> YOUR GOAL: If a line in the entries below holds the string "Script", copy it.

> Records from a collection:
········
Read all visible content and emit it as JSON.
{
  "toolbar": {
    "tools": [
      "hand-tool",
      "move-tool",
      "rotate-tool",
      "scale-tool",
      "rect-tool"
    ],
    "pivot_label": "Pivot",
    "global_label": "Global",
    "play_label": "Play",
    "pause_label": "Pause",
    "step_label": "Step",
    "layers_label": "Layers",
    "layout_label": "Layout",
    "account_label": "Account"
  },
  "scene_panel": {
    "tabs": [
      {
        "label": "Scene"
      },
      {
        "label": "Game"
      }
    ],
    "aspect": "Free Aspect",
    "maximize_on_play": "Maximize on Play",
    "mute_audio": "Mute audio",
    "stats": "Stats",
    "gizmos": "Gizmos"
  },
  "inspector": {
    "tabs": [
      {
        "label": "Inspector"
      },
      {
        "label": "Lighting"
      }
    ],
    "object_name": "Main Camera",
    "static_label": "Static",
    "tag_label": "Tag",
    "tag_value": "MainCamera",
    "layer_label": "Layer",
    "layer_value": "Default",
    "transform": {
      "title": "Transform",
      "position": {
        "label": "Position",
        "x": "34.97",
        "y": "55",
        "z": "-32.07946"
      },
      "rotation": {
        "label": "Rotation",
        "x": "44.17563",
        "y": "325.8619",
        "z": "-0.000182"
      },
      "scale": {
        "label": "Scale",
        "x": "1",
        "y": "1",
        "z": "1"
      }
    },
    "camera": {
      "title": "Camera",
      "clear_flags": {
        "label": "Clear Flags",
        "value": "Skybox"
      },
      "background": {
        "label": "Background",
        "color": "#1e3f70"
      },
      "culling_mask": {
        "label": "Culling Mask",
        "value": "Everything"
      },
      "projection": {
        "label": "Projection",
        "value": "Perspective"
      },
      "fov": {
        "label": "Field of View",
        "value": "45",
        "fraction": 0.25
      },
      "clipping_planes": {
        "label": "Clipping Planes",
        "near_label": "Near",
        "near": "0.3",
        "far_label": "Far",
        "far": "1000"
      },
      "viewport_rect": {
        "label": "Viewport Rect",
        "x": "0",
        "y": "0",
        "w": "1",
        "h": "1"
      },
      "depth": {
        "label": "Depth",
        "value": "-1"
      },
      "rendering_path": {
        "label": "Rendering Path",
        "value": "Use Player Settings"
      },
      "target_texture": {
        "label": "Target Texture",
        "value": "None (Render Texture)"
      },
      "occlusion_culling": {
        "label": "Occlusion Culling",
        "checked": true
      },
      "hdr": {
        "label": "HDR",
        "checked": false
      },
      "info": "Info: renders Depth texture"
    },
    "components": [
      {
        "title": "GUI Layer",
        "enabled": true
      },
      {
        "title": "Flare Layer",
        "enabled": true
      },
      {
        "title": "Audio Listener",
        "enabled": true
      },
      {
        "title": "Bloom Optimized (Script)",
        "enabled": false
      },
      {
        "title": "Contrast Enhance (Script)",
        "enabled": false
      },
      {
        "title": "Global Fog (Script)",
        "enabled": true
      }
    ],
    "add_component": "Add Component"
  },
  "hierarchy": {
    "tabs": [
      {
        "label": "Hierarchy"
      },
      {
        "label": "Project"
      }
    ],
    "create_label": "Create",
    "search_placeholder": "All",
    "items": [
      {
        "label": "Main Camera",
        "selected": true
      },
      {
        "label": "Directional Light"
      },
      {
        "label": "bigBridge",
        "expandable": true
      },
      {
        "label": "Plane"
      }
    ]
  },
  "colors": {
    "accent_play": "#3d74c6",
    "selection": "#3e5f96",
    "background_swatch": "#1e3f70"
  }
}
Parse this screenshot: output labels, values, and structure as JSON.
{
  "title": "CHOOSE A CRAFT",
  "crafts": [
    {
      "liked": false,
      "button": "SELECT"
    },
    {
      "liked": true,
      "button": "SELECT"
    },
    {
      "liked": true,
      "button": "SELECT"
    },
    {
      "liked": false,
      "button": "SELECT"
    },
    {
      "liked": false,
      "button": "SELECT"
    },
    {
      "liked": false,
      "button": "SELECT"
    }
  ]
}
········
> ANSWER AREA:
        "title": "Bloom Optimized (Script)",
        "title": "Contrast Enhance (Script)",
        "title": "Global Fog (Script)",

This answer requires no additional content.